Health Codes and Federal Laws
The food service industry is heavily regulated at the Federal, State, and local level. Federal and State laws require restaurants to follow food safety guidelines to minimize potential hazards for patrons. Additionally, the City of Chicago has numerous local ordinances regarding how food is to be stored, handled, and prepared. Chicago ordinances also require restaurant employees to maintain strict hygiene by washing their hands. Finally, restaurants are regularly inspected to ensure that the premises are safe and clean
Despite the extensive regulations enforced by state and local laws, restaurants sometimes fail to obey food safety guidelines. Your case will be significantly stronger if your attorney is able to obtain evidence showing the restaurant violated a health code or Federal or State law. This can help your case because it establishes evidence showing how the restaurant breached its duty of care. The evidence showcasing the restaurant’s breach of the duty of care helps your attorney demonstrate negligence to a judge or jury.
Compensation Available in a Food Poisoning Lawsuit
Food poisoning is often caused by pathogens such as parasites or bacteria. The symptoms of food poisoning are not pleasant. Food poisoning victims typically experience painful bouts of vomiting, fever, and diarrhea. Additionally, food poisoning can cause victims to suffer long-term damage to their kidneys, intestines, and possibly brain damage. Victims who suffered severe poisoning are often hospitalized. Victims sometimes need long-term care in order to recover from their injuries. Long-term medical care can be expensive, creating financial stress for victims missing work during recovery.
Under Illinois State Law, food poisoning victims can recover damages in a lawsuit. Victims can seek economic damages based on the financial losses they suffered. Specifically, victims can seek compensation for the cost of their medical care, drugs and medications, and possible future medical expenses. If a victim was unable to work, he or she can seek compensation for his or her lost wages. If a victim is permanently disabled, he or she can seek compensation for future medical expenses and future lost wages.

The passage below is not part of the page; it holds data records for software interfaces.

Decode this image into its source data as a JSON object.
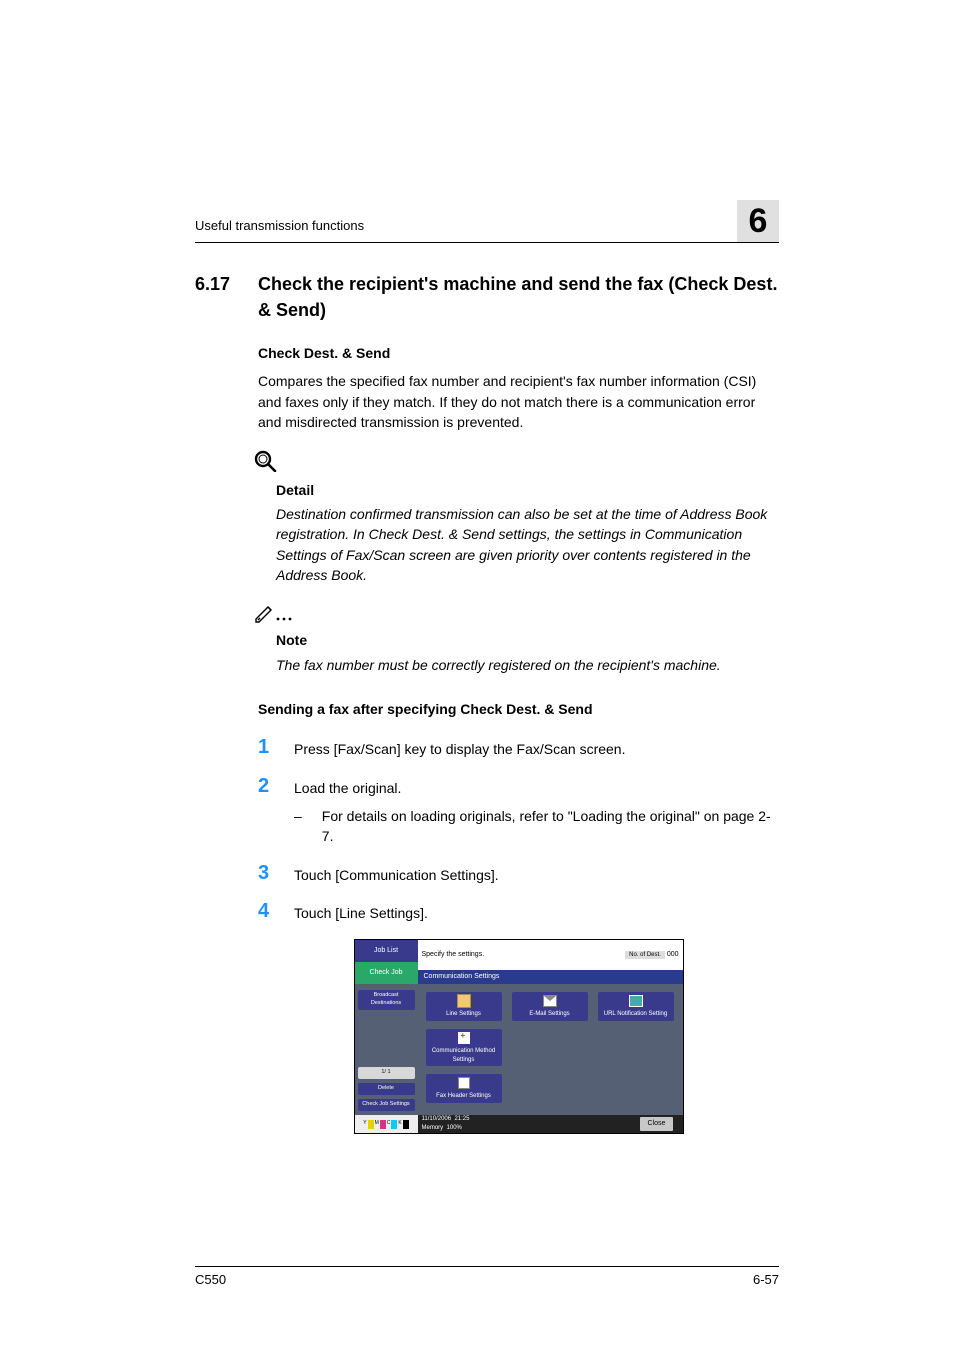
{
  "header": {
    "running_head": "Useful transmission functions",
    "chapter_number": "6"
  },
  "section": {
    "number": "6.17",
    "title": "Check the recipient's machine and send the fax (Check Dest. & Send)"
  },
  "sub1_heading": "Check Dest. & Send",
  "sub1_para": "Compares the specified fax number and recipient's fax number information (CSI) and faxes only if they match. If they do not match there is a communication error and misdirected transmission is prevented.",
  "detail": {
    "title": "Detail",
    "body": "Destination confirmed transmission can also be set at the time of Address Book registration. In Check Dest. & Send settings, the settings in Communication Settings of Fax/Scan screen are given priority over contents registered in the Address Book."
  },
  "note": {
    "title": "Note",
    "body": "The fax number must be correctly registered on the recipient's machine."
  },
  "procedure_heading": "Sending a fax after specifying Check Dest. & Send",
  "steps": {
    "s1": {
      "n": "1",
      "text": "Press [Fax/Scan] key to display the Fax/Scan screen."
    },
    "s2": {
      "n": "2",
      "text": "Load the original.",
      "sub": "For details on loading originals, refer to \"Loading the original\" on page 2-7."
    },
    "s3": {
      "n": "3",
      "text": "Touch [Communication Settings]."
    },
    "s4": {
      "n": "4",
      "text": "Touch [Line Settings]."
    }
  },
  "screen": {
    "job_list": "Job List",
    "check_job": "Check Job",
    "prompt": "Specify the settings.",
    "count_label": "No. of\nDest.",
    "count_value": "000",
    "panel_title": "Communication Settings",
    "left": {
      "broadcast": "Broadcast\nDestinations",
      "pager": "1/  1",
      "delete": "Delete",
      "check_settings": "Check Job\nSettings"
    },
    "buttons": {
      "line": "Line Settings",
      "email": "E-Mail\nSettings",
      "url": "URL Notification\nSetting",
      "method": "Communication Method\nSettings",
      "fax_header": "Fax Header\nSettings"
    },
    "footer": {
      "date": "11/10/2006",
      "time": "21:25",
      "memory_label": "Memory",
      "memory_value": "100%",
      "close": "Close"
    }
  },
  "page_footer": {
    "model": "C550",
    "page": "6-57"
  }
}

Additionally, a victim can seek compensation for his or her non-economic damages. Unlike economic damages, which are based on financial losses, non-economic damages are not tied to a specific monetary value. Victims can seek compensation for the physical pain and suffering they endured due to food poisoning. Victims can also seek compensation for the mental trauma they suffered. A personal injury lawyer can help you calculate damages and build a case to sue a restaurant for food poisoning.